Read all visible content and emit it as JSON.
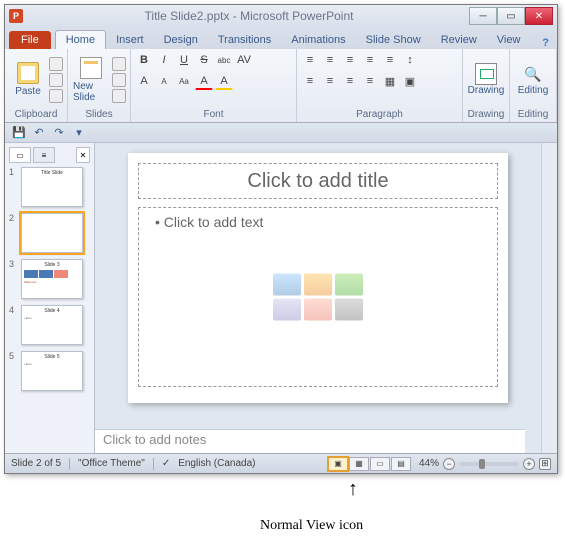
{
  "window": {
    "app_badge": "P",
    "title": "Title Slide2.pptx - Microsoft PowerPoint",
    "min": "─",
    "max": "▭",
    "close": "✕"
  },
  "tabs": {
    "file": "File",
    "home": "Home",
    "insert": "Insert",
    "design": "Design",
    "transitions": "Transitions",
    "animations": "Animations",
    "slideshow": "Slide Show",
    "review": "Review",
    "view": "View",
    "help": "?"
  },
  "ribbon": {
    "clipboard": {
      "label": "Clipboard",
      "paste": "Paste"
    },
    "slides": {
      "label": "Slides",
      "newslide": "New Slide"
    },
    "font": {
      "label": "Font",
      "bold": "B",
      "italic": "I",
      "underline": "U",
      "strike": "S",
      "shadow": "abc",
      "grow": "A",
      "shrink": "A",
      "clear": "Aa"
    },
    "paragraph": {
      "label": "Paragraph",
      "bullets": "≡",
      "numbers": "≡",
      "indent_dec": "≡",
      "indent_inc": "≡",
      "align_l": "≡",
      "align_c": "≡",
      "align_r": "≡",
      "align_j": "≡"
    },
    "drawing": {
      "label": "Drawing",
      "btn": "Drawing"
    },
    "editing": {
      "label": "Editing",
      "btn": "Editing",
      "icon": "🔍"
    }
  },
  "qat": {
    "save": "💾",
    "undo": "↶",
    "redo": "↷",
    "down": "▾"
  },
  "thumbs": {
    "tab_slides": "▭",
    "tab_outline": "≡",
    "close": "✕",
    "items": [
      {
        "n": "1",
        "title": "Title Slide"
      },
      {
        "n": "2",
        "title": ""
      },
      {
        "n": "3",
        "title": "Slide 3"
      },
      {
        "n": "4",
        "title": "Slide 4"
      },
      {
        "n": "5",
        "title": "Slide 5"
      }
    ]
  },
  "slide": {
    "title_placeholder": "Click to add title",
    "body_placeholder": "Click to add text",
    "bullet": "•"
  },
  "notes": {
    "placeholder": "Click to add notes"
  },
  "status": {
    "slide_info": "Slide 2 of 5",
    "theme": "\"Office Theme\"",
    "lang_icon": "✓",
    "language": "English (Canada)",
    "zoom_pct": "44%",
    "minus": "−",
    "plus": "+",
    "fit": "⊞"
  },
  "annotation": {
    "arrow": "↑",
    "label": "Normal View icon"
  }
}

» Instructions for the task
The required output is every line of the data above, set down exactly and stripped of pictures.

» Result for this exercise
Read all visible content and emit it as JSON.
{
  "window": {
    "app_badge": "P",
    "title": "Title Slide2.pptx - Microsoft PowerPoint",
    "min": "─",
    "max": "▭",
    "close": "✕"
  },
  "tabs": {
    "file": "File",
    "home": "Home",
    "insert": "Insert",
    "design": "Design",
    "transitions": "Transitions",
    "animations": "Animations",
    "slideshow": "Slide Show",
    "review": "Review",
    "view": "View",
    "help": "?"
  },
  "ribbon": {
    "clipboard": {
      "label": "Clipboard",
      "paste": "Paste"
    },
    "slides": {
      "label": "Slides",
      "newslide": "New Slide"
    },
    "font": {
      "label": "Font",
      "bold": "B",
      "italic": "I",
      "underline": "U",
      "strike": "S",
      "shadow": "abc",
      "grow": "A",
      "shrink": "A",
      "clear": "Aa"
    },
    "paragraph": {
      "label": "Paragraph",
      "bullets": "≡",
      "numbers": "≡",
      "indent_dec": "≡",
      "indent_inc": "≡",
      "align_l": "≡",
      "align_c": "≡",
      "align_r": "≡",
      "align_j": "≡"
    },
    "drawing": {
      "label": "Drawing",
      "btn": "Drawing"
    },
    "editing": {
      "label": "Editing",
      "btn": "Editing",
      "icon": "🔍"
    }
  },
  "qat": {
    "save": "💾",
    "undo": "↶",
    "redo": "↷",
    "down": "▾"
  },
  "thumbs": {
    "tab_slides": "▭",
    "tab_outline": "≡",
    "close": "✕",
    "items": [
      {
        "n": "1",
        "title": "Title Slide"
      },
      {
        "n": "2",
        "title": ""
      },
      {
        "n": "3",
        "title": "Slide 3"
      },
      {
        "n": "4",
        "title": "Slide 4"
      },
      {
        "n": "5",
        "title": "Slide 5"
      }
    ]
  },
  "slide": {
    "title_placeholder": "Click to add title",
    "body_placeholder": "Click to add text",
    "bullet": "•"
  },
  "notes": {
    "placeholder": "Click to add notes"
  },
  "status": {
    "slide_info": "Slide 2 of 5",
    "theme": "\"Office Theme\"",
    "lang_icon": "✓",
    "language": "English (Canada)",
    "zoom_pct": "44%",
    "minus": "−",
    "plus": "+",
    "fit": "⊞"
  },
  "annotation": {
    "arrow": "↑",
    "label": "Normal View icon"
  }
}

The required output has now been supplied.